“We’ve seen how we can practically cut rough sleep in half during the pandemic,” said Jenny Smith, chair of Homelessness Australia.
In Melbourne, data shows that emergency accommodation provided at the start of the pandemic reduced the number of people sleeping rough, but that trend has since reversed.
Some 280 people were sleeping rough before the pandemic in the city of Melbourne, the council area that covers the CBD and its immediate surroundings.
Emergency accommodation reduced this number to 90 people at the start of 2021, but by May 2021 it was back up to 127.
Adelaide had a similar experience.
At the start of the pandemic, 158 people were sleeping rough in the city center. This number was reduced to 114 in February 2021, but by March 2022 it was back to 155.
Nearly 93,000 people nationwide relied on government-backed homeless services in March 2022. Many other homeless people were not counted in this number.
Ms Smith said the experience of housing people and then finding them elsewhere has shown governments that there is no suitable accommodation for people with significant complexities in their lives.
Mr. Thomson would fit that description.
Since leaving the hotel, he has lost social housing and he no longer feels safe in the one that currently bears his name.
“They’ve had a lot of break-ins and stuff like that, I feel a lot safer here,” he said.
As someone struggling with addiction and mental health issues, Mr. Thomson needs help from a range of support services.
He would also like to be part of a community of people who help each other.
“We need to get back that sense of community and that sense of belonging,” he said.
“We were just unlucky”
For Sam Grenfell, Victoria’s program was life-changing after being homeless during the pandemic.
“I felt like a failure. I really did it. I didn’t know what to do,” the 51-year-old said.
In January 2021, she and her 12-year-old son left an unsafe family home in regional Victoria.
They had nowhere to go.
“[You] get that so-called homeless image that they’re either on drugs [users] or … that type of person. But we are not. We’re just ordinary people who just weren’t lucky.”
Sam and his son stayed in a family shelter, then in a series of low-cost motels. In one off the highway on the outskirts of town, they were too scared to leave their room.

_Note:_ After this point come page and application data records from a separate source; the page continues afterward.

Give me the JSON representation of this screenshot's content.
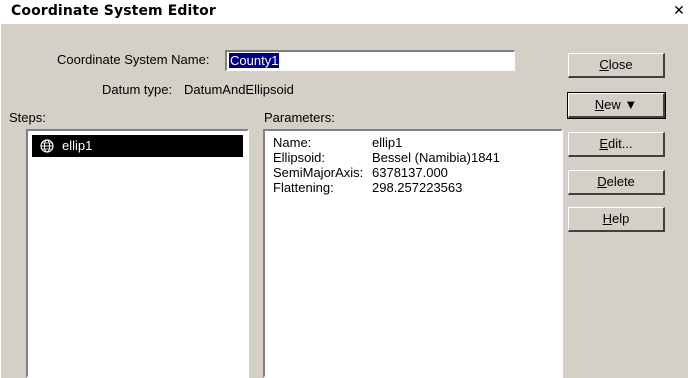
{
  "window": {
    "title": "Coordinate System Editor",
    "close_glyph": "✕"
  },
  "form": {
    "name_label": "Coordinate System Name:",
    "name_value": "County1",
    "datum_type_label": "Datum type:",
    "datum_type_value": "DatumAndEllipsoid"
  },
  "steps": {
    "label": "Steps:",
    "items": [
      {
        "label": "ellip1",
        "icon": "globe-icon",
        "selected": true
      }
    ]
  },
  "parameters": {
    "label": "Parameters:",
    "rows": [
      {
        "key": "Name:",
        "value": "ellip1"
      },
      {
        "key": "Ellipsoid:",
        "value": "Bessel (Namibia)1841"
      },
      {
        "key": "SemiMajorAxis:",
        "value": "6378137.000"
      },
      {
        "key": "Flattening:",
        "value": "298.257223563"
      }
    ]
  },
  "buttons": {
    "close": {
      "mnemonic": "C",
      "rest": "lose"
    },
    "new": {
      "mnemonic": "N",
      "rest": "ew ▼"
    },
    "edit": {
      "mnemonic": "E",
      "rest": "dit..."
    },
    "delete": {
      "mnemonic": "D",
      "rest": "elete"
    },
    "help": {
      "mnemonic": "H",
      "rest": "elp"
    }
  },
  "colors": {
    "face": "#d4d0c8",
    "selection": "#000080",
    "list_selection": "#000000"
  }
}
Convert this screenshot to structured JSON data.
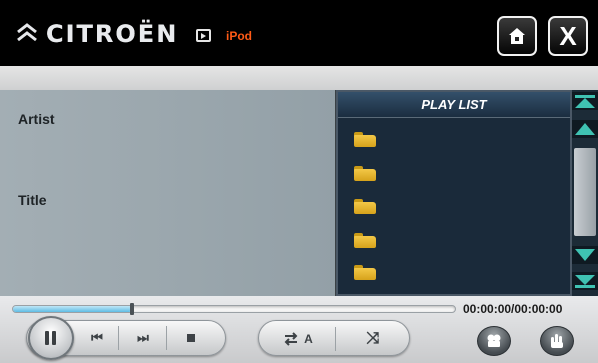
{
  "header": {
    "brand": "CITROËN",
    "source_label": "iPod",
    "source_label_color": "#ff5a16",
    "source_icon": "media-source-icon",
    "home_icon": "home-icon",
    "close_label": "X"
  },
  "info": {
    "artist_label": "Artist",
    "title_label": "Title"
  },
  "playlist": {
    "header": "PLAY LIST",
    "items": [
      {
        "icon": "folder-icon"
      },
      {
        "icon": "folder-icon"
      },
      {
        "icon": "folder-icon"
      },
      {
        "icon": "folder-icon"
      },
      {
        "icon": "folder-icon"
      }
    ]
  },
  "scrollbar": {
    "icons": [
      "scroll-top-icon",
      "scroll-up-icon",
      "scroll-down-icon",
      "scroll-bottom-icon"
    ]
  },
  "playback": {
    "progress": 0.27,
    "time_readout": "00:00:00/00:00:00"
  },
  "transport": {
    "pause_icon": "pause-icon",
    "prev_label": "⏮",
    "next_label": "⏭",
    "stop_icon": "stop-icon",
    "repeat_label": "A",
    "shuffle_label": "⤨"
  },
  "colors": {
    "accent_teal": "#3fc2b2",
    "playlist_bg": "#1a2a3a",
    "info_bg": "#9aa6ad"
  }
}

“There were seedy characters walking around. We had a lady walking up and down outside our window screaming that she had to kill someone. So, yeah, it was just very uncomfortable.”
Eventually, Sam was placed in a unit as part of the pandemic’s From Homelessness to a Home program. After nearly a year in secure housing, she is now moving to permanent accommodation in another part of the state.
She thinks that without help to escape homelessness during the pandemic, everything could have turned out very differently.
“It brought me back to life. It really does,” she said.
Victoria recently extended funding for most of the program, but only for one year.
Housing Minister Richard Wynne believes the key to the plan’s success is that it provides more than just a roof over it. It also offers significant support for day-to-day living.
“You need wraparound services,” Mr. Wynne said.
“You can give someone a home, but if they don’t have the life skills, if they’re not connected to the community and the community supports, whether it’s drugs and ‘alcohol, [or] mental health…the chances of them making a full recovery are much less.”
When we want we can
Ms Smith believes the pandemic response shows what governments can do – when the political will is there.
“When we didn’t want people to become homeless, we provided housing,” she said.
“We showed we can do it. Let’s keep going.”
According to Mr. Thomson, it is a sad situation when a rich country like Australia fails a large part of society.
“How many people take time out of the day to not just wonder how someone got here like me or even care?” he said.
Mr Thomson said that although the “cushion of stability” given to him during the pandemic helped for a time, he again fell through the cracks.
Ultimately, he wants to use his experience to help others get back on their feet, but to do that, he too needs support.
“I would be happy with a home that I felt safe in, in a world that had that sense of community,” he said.